To do » Copy the lines below verbatim, but only from the line containing "Convert this screenshot" through the end of the data.

Component data from apps and pages:
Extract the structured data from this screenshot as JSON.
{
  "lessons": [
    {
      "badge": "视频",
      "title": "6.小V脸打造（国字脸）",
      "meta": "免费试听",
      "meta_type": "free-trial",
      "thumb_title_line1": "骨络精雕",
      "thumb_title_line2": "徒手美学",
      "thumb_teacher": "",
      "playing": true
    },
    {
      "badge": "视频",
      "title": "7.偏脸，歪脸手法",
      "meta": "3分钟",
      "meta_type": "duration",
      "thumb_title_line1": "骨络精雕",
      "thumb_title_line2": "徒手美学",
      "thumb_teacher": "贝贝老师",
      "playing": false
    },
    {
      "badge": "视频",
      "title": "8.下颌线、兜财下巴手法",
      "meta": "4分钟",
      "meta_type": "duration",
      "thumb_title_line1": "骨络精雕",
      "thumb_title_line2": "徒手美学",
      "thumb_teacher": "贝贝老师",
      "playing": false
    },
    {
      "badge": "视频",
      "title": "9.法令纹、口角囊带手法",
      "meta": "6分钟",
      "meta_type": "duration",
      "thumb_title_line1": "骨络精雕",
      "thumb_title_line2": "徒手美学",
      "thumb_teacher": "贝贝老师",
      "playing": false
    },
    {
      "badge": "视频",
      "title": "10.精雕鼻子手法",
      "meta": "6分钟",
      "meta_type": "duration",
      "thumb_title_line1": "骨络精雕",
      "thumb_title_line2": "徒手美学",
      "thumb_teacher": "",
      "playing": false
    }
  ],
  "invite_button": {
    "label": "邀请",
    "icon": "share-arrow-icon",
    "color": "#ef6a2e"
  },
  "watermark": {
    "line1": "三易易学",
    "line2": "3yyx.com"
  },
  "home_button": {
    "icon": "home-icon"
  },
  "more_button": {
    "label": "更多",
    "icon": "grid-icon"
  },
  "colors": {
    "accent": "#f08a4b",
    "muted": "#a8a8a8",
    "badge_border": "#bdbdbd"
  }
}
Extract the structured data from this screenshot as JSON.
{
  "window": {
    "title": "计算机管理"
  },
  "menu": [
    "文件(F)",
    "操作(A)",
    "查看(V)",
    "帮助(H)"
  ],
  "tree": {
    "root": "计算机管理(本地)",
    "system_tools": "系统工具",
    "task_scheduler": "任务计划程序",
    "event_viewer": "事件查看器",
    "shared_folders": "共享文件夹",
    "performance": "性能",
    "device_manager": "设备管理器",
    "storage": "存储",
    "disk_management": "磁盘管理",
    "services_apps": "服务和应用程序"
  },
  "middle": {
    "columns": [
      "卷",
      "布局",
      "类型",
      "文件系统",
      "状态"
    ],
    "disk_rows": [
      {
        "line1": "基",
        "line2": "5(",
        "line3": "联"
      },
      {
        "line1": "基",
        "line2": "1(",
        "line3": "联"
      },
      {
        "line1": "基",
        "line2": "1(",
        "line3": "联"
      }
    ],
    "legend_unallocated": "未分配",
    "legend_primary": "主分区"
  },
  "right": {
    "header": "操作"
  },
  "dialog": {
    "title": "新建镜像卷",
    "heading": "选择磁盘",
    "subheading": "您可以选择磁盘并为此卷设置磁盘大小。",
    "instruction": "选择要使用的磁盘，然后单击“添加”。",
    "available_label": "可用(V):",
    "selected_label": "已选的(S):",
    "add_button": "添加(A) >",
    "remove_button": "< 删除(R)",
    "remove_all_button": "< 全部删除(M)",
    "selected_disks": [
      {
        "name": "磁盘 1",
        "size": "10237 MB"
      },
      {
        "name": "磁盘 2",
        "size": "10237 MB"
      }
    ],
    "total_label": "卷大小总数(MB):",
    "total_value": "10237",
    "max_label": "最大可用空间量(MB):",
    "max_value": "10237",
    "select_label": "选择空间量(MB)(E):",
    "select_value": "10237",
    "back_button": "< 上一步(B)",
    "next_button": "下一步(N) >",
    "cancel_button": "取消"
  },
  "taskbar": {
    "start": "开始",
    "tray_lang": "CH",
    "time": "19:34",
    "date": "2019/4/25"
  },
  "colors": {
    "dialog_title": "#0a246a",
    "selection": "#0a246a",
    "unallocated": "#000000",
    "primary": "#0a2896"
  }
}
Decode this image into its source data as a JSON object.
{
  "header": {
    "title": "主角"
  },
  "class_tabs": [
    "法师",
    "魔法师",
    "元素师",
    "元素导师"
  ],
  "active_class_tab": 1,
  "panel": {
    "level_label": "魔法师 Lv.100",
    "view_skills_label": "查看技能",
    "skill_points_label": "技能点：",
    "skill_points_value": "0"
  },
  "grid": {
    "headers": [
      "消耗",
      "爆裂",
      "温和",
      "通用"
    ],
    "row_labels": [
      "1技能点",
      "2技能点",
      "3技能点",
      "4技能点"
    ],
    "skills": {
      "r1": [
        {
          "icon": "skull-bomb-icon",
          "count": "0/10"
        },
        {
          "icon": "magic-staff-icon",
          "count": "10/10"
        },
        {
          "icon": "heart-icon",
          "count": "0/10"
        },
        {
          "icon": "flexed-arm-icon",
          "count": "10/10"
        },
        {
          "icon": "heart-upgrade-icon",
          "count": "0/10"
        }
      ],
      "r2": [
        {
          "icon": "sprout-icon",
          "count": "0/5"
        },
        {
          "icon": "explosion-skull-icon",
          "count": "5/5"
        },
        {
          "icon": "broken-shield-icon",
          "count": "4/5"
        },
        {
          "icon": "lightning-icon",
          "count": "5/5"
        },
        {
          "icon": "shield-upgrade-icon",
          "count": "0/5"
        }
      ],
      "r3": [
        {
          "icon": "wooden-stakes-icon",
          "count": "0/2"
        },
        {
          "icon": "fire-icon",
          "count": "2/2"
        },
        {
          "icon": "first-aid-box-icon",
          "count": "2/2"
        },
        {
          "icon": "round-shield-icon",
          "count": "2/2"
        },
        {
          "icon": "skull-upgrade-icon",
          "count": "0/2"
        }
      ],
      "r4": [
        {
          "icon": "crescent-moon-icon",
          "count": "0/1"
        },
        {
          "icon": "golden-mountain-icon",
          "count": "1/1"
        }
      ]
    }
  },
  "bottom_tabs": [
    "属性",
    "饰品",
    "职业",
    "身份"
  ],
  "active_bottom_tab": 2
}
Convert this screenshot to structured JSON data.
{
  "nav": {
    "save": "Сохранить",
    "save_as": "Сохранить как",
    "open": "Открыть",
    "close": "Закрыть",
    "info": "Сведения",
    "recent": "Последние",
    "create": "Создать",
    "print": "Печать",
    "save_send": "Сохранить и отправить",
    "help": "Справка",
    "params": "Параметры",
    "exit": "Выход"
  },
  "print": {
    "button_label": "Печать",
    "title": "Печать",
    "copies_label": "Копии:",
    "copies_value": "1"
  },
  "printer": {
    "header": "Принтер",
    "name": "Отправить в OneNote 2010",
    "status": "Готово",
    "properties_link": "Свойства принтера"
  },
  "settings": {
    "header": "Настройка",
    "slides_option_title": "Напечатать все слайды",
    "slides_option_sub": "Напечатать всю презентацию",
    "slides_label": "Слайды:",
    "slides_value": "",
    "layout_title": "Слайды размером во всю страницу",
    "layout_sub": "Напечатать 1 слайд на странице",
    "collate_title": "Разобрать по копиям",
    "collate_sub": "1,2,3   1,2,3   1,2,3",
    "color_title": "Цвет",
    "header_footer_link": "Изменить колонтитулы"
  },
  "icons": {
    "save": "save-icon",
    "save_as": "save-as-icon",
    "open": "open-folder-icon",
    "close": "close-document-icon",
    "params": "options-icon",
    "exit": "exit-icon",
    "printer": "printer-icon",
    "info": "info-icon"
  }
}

Solution to this problem »
Convert this screenshot to structured JSON data.
{
  "nav": {
    "save": "Сохранить",
    "save_as": "Сохранить как",
    "open": "Открыть",
    "close": "Закрыть",
    "info": "Сведения",
    "recent": "Последние",
    "create": "Создать",
    "print": "Печать",
    "save_send": "Сохранить и отправить",
    "help": "Справка",
    "params": "Параметры",
    "exit": "Выход"
  },
  "print": {
    "button_label": "Печать",
    "title": "Печать",
    "copies_label": "Копии:",
    "copies_value": "1"
  },
  "printer": {
    "header": "Принтер",
    "name": "Отправить в OneNote 2010",
    "status": "Готово",
    "properties_link": "Свойства принтера"
  },
  "settings": {
    "header": "Настройка",
    "slides_option_title": "Напечатать все слайды",
    "slides_option_sub": "Напечатать всю презентацию",
    "slides_label": "Слайды:",
    "slides_value": "",
    "layout_title": "Слайды размером во всю страницу",
    "layout_sub": "Напечатать 1 слайд на странице",
    "collate_title": "Разобрать по копиям",
    "collate_sub": "1,2,3   1,2,3   1,2,3",
    "color_title": "Цвет",
    "header_footer_link": "Изменить колонтитулы"
  },
  "icons": {
    "save": "save-icon",
    "save_as": "save-as-icon",
    "open": "open-folder-icon",
    "close": "close-document-icon",
    "params": "options-icon",
    "exit": "exit-icon",
    "printer": "printer-icon",
    "info": "info-icon"
  }
}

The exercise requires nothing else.